Work item:
Please copy each line below that contains the word "JSON".
:: Input data ::
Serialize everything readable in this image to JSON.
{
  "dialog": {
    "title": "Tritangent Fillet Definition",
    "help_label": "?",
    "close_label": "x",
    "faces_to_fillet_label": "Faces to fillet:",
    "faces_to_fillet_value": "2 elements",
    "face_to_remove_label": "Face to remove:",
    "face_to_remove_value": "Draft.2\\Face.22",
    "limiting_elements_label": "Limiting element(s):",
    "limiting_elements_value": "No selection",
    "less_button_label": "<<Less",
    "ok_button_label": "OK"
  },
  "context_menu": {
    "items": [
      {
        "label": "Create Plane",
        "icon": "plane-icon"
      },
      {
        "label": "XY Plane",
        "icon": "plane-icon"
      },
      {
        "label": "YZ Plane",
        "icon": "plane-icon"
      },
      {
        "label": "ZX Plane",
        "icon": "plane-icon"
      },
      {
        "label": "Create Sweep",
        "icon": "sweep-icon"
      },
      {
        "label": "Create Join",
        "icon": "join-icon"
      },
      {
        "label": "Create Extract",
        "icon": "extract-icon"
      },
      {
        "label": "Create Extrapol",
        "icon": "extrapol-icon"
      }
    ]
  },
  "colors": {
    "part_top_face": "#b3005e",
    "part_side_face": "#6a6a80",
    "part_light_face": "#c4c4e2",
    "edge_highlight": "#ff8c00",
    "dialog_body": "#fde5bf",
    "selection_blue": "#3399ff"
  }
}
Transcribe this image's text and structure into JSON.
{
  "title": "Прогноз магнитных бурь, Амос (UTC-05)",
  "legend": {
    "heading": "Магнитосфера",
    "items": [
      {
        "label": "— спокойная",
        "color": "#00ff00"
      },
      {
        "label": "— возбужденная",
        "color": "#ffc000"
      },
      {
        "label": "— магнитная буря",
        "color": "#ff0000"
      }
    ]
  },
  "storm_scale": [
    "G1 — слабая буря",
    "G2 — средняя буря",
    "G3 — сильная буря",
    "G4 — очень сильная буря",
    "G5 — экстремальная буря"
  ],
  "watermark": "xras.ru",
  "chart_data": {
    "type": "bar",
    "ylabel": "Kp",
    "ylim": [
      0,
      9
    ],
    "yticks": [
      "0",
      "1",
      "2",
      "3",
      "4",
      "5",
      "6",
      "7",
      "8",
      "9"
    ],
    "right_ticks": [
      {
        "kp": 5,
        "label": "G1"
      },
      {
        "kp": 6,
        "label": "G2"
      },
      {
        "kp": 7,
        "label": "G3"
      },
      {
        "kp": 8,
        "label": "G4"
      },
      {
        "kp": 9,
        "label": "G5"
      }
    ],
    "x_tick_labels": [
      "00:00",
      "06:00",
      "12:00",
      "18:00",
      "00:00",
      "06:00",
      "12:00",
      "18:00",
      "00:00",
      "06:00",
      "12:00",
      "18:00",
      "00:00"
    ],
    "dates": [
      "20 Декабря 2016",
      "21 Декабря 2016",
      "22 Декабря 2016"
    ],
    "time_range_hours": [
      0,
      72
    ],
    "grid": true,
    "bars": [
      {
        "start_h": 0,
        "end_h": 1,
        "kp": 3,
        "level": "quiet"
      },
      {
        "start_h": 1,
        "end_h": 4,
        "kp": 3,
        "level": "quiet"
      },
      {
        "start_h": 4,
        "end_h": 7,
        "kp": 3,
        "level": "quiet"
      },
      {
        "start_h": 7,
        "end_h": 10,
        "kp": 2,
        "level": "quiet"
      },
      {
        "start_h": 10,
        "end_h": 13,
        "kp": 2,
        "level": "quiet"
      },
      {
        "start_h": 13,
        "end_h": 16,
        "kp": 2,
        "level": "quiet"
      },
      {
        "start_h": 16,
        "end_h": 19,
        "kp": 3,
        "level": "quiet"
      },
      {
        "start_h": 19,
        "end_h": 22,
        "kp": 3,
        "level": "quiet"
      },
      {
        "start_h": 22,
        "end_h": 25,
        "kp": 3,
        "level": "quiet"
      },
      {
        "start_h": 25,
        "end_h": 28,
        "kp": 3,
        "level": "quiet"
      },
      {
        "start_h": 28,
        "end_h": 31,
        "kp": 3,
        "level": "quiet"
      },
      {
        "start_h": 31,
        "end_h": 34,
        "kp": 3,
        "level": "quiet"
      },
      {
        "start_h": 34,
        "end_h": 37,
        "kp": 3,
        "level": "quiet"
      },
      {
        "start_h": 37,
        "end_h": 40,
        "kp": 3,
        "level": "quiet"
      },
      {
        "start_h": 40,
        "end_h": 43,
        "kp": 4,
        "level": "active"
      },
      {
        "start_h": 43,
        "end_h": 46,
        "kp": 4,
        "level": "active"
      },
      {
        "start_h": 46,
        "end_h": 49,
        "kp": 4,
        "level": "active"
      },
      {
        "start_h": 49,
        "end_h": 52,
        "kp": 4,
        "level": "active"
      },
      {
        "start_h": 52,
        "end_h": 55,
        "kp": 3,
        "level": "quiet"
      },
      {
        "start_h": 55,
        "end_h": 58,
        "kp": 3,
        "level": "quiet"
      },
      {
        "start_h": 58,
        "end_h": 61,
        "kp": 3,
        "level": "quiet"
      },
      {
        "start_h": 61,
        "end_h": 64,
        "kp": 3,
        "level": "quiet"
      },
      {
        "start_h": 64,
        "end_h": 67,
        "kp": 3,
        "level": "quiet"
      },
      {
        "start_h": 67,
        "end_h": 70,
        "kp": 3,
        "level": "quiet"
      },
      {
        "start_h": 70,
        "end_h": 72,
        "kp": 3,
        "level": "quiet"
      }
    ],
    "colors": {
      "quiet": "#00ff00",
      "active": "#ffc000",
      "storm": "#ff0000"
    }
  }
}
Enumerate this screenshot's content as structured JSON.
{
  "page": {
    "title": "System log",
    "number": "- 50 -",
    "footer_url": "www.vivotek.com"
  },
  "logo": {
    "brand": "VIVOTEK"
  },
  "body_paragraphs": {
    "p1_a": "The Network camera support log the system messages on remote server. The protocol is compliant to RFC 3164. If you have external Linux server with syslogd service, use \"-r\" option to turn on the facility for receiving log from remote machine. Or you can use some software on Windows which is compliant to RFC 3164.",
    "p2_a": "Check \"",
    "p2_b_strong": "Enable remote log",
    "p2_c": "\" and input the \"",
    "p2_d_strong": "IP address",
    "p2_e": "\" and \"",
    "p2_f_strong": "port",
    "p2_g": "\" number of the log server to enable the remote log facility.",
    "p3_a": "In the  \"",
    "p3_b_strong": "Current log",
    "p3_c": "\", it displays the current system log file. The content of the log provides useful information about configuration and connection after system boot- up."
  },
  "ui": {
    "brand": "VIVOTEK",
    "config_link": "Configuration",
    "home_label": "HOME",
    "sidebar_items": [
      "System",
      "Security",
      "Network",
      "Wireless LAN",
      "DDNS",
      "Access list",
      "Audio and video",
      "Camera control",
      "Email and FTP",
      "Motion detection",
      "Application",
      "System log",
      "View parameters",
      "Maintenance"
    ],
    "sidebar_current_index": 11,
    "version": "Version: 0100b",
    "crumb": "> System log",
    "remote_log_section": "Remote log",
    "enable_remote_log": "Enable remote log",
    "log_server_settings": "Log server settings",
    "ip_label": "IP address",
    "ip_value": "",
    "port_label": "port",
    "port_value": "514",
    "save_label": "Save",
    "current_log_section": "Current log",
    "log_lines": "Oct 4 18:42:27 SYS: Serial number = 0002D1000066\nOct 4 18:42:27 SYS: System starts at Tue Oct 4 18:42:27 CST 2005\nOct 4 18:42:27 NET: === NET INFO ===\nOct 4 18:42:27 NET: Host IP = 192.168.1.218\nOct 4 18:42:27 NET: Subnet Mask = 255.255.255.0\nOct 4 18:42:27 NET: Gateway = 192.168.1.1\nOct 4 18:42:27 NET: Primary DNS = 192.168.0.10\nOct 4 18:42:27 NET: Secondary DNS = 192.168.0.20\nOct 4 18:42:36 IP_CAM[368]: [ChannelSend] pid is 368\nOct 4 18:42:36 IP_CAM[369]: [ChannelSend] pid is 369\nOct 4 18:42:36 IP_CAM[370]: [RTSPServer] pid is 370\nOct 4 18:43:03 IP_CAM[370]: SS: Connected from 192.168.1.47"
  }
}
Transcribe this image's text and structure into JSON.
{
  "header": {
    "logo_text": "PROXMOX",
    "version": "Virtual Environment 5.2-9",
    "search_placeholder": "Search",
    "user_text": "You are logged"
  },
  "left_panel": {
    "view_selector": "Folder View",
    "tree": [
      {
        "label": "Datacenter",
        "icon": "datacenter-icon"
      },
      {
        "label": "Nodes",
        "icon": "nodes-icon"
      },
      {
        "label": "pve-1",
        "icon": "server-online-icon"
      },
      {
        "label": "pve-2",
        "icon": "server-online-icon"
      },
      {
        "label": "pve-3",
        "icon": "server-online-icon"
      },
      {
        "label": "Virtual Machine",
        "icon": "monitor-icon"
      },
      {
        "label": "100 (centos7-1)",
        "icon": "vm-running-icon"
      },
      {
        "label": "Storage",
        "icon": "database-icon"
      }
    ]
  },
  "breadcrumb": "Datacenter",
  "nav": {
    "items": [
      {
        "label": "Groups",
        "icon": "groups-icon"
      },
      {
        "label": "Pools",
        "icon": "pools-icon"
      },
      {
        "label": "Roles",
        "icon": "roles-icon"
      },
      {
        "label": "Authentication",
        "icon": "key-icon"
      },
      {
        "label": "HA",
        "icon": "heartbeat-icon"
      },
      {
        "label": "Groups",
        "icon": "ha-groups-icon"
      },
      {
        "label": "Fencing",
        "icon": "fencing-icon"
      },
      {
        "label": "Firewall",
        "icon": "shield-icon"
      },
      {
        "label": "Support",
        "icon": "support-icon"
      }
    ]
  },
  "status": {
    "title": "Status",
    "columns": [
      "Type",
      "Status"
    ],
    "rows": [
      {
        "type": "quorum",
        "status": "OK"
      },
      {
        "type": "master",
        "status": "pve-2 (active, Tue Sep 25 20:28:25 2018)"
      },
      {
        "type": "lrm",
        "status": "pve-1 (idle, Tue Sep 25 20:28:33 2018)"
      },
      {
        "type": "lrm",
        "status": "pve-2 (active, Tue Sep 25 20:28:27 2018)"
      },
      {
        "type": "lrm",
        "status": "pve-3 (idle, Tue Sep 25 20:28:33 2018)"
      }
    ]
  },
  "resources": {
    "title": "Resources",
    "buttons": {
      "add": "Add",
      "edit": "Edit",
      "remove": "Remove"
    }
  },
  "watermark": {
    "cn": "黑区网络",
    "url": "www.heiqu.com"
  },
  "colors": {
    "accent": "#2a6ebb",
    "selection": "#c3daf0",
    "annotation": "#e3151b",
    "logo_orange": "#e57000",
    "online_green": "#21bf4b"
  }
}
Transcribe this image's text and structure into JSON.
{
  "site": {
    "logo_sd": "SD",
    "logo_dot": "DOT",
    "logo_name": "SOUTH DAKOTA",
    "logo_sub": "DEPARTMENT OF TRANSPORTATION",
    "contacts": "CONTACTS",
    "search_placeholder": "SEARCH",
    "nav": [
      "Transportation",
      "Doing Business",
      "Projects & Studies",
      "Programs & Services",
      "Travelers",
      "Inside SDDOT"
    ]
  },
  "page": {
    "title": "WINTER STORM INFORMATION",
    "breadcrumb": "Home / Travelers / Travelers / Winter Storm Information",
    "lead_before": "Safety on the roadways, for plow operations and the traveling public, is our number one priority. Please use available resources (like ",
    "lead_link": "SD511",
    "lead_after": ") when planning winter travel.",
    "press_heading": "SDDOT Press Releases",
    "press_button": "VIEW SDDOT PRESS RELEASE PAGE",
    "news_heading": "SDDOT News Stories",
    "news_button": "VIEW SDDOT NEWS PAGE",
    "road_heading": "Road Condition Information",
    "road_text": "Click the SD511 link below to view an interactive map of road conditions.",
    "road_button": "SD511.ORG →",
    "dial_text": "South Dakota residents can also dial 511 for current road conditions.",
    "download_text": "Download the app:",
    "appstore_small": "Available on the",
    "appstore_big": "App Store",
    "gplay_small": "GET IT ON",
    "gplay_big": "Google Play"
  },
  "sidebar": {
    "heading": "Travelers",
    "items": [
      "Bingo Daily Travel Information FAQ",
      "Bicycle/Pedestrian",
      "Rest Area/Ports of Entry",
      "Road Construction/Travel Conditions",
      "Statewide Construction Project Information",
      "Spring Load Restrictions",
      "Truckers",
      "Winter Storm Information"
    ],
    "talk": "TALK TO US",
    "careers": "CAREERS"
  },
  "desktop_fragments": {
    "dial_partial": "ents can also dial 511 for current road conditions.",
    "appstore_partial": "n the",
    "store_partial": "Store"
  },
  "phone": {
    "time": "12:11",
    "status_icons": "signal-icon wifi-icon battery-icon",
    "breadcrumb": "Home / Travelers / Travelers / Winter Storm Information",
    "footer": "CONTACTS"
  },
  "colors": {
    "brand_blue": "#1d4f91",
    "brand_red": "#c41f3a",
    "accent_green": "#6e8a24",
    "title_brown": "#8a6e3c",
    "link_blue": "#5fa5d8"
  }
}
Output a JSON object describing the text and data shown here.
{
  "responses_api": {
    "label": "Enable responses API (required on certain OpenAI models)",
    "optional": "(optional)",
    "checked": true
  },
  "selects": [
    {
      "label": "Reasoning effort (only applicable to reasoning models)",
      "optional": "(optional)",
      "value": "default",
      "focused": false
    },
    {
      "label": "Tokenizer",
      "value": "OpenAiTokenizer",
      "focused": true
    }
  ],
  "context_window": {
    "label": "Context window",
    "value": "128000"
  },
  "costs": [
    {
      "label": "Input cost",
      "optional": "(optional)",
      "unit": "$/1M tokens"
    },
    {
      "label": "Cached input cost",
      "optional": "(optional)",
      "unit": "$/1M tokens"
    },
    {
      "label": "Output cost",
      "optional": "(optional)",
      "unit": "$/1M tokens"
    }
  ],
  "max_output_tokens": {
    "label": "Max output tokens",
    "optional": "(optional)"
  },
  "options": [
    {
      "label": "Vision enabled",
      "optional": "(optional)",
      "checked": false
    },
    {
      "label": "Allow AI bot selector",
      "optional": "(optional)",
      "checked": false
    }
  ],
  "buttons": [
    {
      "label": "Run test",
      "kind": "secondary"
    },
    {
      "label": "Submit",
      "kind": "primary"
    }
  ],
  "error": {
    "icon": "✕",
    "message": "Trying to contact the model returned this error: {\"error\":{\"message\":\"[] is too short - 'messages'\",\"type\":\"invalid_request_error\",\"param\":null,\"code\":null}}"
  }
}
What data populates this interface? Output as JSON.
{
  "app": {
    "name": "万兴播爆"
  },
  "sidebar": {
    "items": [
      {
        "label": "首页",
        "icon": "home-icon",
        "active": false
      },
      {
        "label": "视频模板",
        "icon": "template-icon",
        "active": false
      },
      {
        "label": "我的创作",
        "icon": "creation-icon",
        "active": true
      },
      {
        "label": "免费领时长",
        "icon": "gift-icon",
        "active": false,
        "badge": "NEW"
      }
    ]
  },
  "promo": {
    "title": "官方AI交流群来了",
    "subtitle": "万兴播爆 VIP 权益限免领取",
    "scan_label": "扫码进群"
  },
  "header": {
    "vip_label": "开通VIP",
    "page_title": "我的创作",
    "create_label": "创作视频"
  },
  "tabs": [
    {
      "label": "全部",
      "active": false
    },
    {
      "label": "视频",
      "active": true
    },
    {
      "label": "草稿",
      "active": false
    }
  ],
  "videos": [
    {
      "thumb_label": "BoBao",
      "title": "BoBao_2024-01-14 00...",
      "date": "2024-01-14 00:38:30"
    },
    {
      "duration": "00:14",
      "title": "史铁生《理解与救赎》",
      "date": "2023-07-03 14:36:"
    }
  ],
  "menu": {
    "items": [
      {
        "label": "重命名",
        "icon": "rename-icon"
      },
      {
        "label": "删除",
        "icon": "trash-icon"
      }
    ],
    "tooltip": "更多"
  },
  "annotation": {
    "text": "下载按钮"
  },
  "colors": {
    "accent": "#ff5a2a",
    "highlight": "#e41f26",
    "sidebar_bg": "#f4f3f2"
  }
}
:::
Answer area:
Serialize everything readable in this image to JSON.
Transcribe this image's text and structure into JSON.
Enumerate this screenshot's content as structured JSON.
Transcribe this image's text and structure into JSON.
Transcribe this image's text and structure into JSON.
Output a JSON object describing the text and data shown here.
What data populates this interface? Output as JSON.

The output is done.